But their concerns were too late. Earlier Wednesday, the DOT signed the final paperwork with the private developer, I-77 Mobility Partners, to build the project. Construction is scheduled to begin this summer.
Iredell commissioner Ken Robertson blasted the noncompete clause in the contract, which would hinder any plans to add new free lanes to I-77 for the life of the contract, which is 50 years.
“Almost every governmental body has passed a resolution that says, ‘Hold on, something isn’t right,’” Robertson said. “This is an agreement for 50 years. I don’t know anyone who does leases for 50 years, mortgages for 50 years.”
Nick Tennyson of the N.C. DOT said Wednesday that the noncompete clause doesn’t mean the state can’t add new lanes, but it might have to provide financial compensation if new free lanes are built.
Robertson criticized that response, saying that the state still has the ability to build new lanes is “like saying I have the freedom to be quarterback of the Panthers.”
The state said if it backed out of the contract it would have to pay at least $45 million in compensation to I-77 Mobility Partners, and possibly up to $100 million in damages.
The DOT also said the Charlotte area would lose $145 million in so-called “bonus allocation” funds that have been available to the region because of the toll project.
Brian Jenest, a Davidson commissioner, said he is worried about the project.
“I wish I felt better,” he said. “There just seems to be so many questions. We have so much at stake and this is the first (toll lane) project we are doing.”
The governing boards of Davidson, Huntersville, Cornelius, Mooresville and Mecklenburg and Iredell counties have recently passed resolutions either questioning the project or asking for a delay.
The city of Charlotte has chosen not to debate the issue or pass a resolution about the project.
Mecklenburg Commissioner Dumont Clarke said the planning organization should move forward with the project.
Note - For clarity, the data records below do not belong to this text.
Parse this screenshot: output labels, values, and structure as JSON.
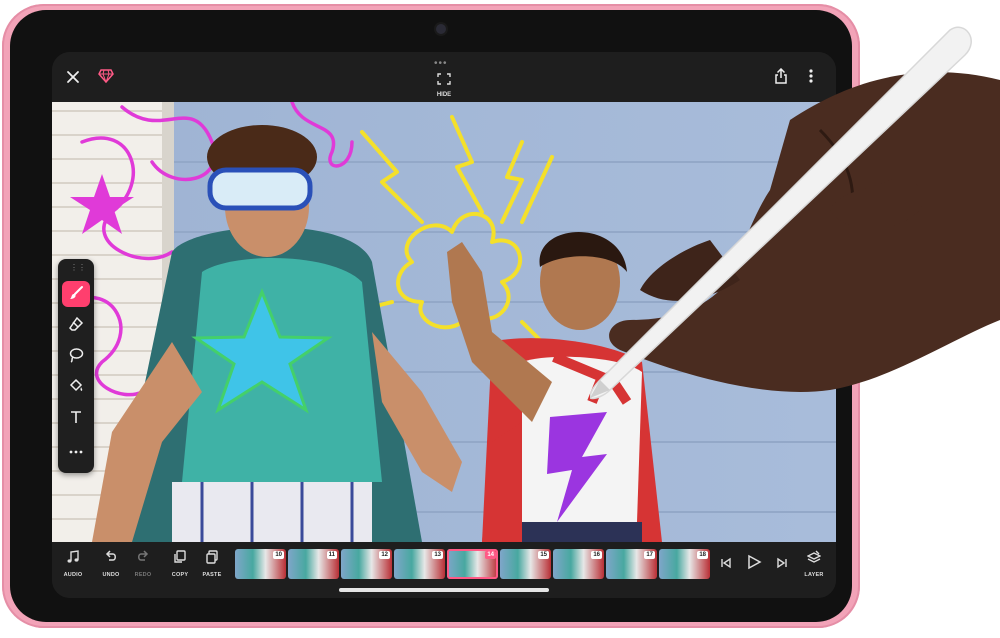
{
  "topbar": {
    "close_icon": "close-icon",
    "premium_icon": "gem-icon",
    "hide_label": "HIDE",
    "share_icon": "share-icon",
    "more_icon": "more-vertical-icon"
  },
  "tools": [
    {
      "name": "brush",
      "icon": "brush-icon",
      "active": true
    },
    {
      "name": "eraser",
      "icon": "eraser-icon",
      "active": false
    },
    {
      "name": "lasso",
      "icon": "lasso-icon",
      "active": false
    },
    {
      "name": "fill",
      "icon": "fill-bucket-icon",
      "active": false
    },
    {
      "name": "text",
      "icon": "text-icon",
      "active": false
    },
    {
      "name": "more",
      "icon": "more-icon",
      "active": false
    }
  ],
  "bottombar": {
    "audio_label": "AUDIO",
    "undo_label": "UNDO",
    "redo_label": "REDO",
    "copy_label": "COPY",
    "paste_label": "PASTE",
    "layer_label": "LAYER",
    "frames": [
      "10",
      "11",
      "12",
      "13",
      "14",
      "15",
      "16",
      "17",
      "18"
    ],
    "selected_frame": "14"
  },
  "colors": {
    "accent": "#ff3f6e",
    "device_pink": "#f2a3b8",
    "toolbar_bg": "#1e1e1e"
  }
}
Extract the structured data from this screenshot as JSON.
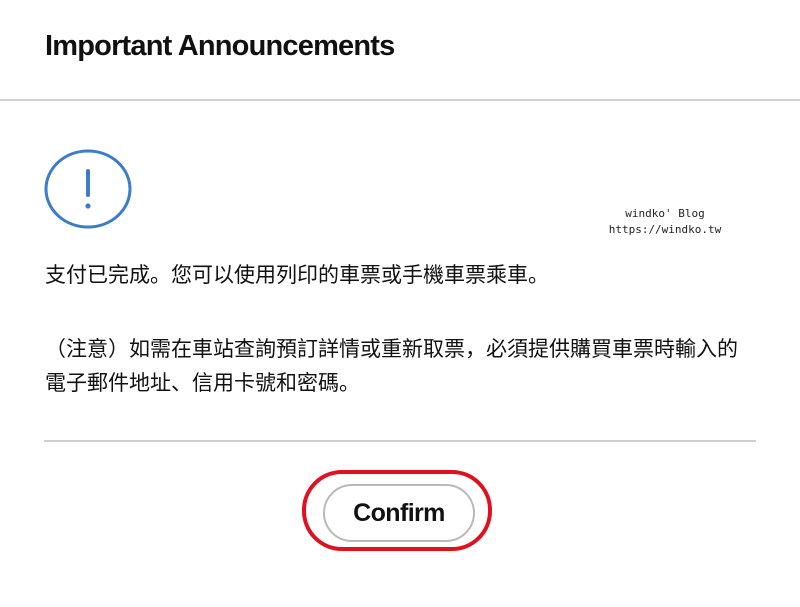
{
  "dialog": {
    "title": "Important Announcements",
    "icon": "exclamation-circle-icon",
    "accent_color": "#3d7cc9",
    "message": "支付已完成。您可以使用列印的車票或手機車票乘車。",
    "note_lines": [
      "（注意）如需在車站查詢預訂詳情或重新取票，必須提供購買車票時輸入的",
      "電子郵件地址、信用卡號和密碼。"
    ],
    "confirm_label": "Confirm",
    "highlight_color": "#e0101e"
  },
  "watermark": {
    "line1": "windko' Blog",
    "line2": "https://windko.tw"
  }
}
He said conservative politicians have asked for private businesses to take over some of the traditional roles of government with the belief that they can do a job faster and cheaper. He said the toll lane project is a perfect example of that idea put into place.